▸ THE PROBLEM
Identify and pull out each line of the entries in which "screenshot" occurs.
*** DATA TO PROCESS ***
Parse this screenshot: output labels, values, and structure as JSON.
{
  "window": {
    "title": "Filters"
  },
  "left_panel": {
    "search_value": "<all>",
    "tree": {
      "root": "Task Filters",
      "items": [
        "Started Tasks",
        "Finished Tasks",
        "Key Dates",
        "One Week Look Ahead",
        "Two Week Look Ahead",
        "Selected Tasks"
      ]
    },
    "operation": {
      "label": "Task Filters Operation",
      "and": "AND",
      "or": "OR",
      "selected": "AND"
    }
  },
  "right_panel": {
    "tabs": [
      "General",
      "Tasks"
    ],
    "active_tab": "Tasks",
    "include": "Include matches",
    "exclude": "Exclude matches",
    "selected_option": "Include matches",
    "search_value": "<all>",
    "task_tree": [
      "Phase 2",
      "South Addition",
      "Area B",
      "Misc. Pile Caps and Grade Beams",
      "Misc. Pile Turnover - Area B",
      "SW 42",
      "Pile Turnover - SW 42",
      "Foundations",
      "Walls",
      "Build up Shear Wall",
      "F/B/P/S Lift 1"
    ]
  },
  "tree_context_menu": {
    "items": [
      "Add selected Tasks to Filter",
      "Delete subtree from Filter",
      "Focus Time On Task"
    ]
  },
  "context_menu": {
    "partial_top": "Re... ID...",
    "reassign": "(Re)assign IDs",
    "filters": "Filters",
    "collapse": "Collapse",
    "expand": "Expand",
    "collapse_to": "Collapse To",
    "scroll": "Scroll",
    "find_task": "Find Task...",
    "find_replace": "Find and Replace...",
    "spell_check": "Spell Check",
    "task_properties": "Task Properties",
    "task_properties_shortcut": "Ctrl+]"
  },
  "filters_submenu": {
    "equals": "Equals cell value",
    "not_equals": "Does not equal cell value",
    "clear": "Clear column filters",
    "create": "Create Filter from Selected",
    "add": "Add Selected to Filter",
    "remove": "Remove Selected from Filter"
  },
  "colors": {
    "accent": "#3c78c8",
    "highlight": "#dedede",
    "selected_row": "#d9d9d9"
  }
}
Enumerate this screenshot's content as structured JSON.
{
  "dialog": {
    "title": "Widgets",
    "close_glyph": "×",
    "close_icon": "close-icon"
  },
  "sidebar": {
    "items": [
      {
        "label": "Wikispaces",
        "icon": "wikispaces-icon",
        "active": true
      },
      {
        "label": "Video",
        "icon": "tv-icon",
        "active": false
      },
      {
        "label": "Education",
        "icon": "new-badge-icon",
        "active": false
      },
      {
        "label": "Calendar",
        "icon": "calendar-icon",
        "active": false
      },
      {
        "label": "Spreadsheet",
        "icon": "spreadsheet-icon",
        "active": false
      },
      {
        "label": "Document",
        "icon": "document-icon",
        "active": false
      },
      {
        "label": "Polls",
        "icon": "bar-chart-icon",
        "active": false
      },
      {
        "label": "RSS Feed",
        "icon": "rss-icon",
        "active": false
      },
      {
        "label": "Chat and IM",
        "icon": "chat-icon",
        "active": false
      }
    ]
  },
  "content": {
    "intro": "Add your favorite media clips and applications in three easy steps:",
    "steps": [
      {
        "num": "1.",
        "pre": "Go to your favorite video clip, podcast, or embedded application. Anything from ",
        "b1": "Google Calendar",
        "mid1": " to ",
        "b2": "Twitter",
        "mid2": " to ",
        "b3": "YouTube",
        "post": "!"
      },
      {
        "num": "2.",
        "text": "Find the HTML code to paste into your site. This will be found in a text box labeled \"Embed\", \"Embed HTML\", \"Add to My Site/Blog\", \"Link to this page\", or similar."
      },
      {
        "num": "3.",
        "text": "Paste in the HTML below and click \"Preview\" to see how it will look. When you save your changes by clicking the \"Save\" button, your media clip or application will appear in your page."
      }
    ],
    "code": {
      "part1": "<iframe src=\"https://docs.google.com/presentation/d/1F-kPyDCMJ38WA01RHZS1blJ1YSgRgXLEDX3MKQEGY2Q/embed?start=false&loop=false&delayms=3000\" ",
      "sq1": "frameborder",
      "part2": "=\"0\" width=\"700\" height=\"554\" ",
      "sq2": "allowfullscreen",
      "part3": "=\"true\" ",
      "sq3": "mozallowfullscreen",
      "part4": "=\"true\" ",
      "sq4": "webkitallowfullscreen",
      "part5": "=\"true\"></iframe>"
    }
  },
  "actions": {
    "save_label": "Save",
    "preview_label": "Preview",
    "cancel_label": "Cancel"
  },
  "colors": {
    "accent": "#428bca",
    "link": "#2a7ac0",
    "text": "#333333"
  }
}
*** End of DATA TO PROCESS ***
▸ WRITTEN SOLUTION
Parse this screenshot: output labels, values, and structure as JSON.
Enumerate this screenshot's content as structured JSON.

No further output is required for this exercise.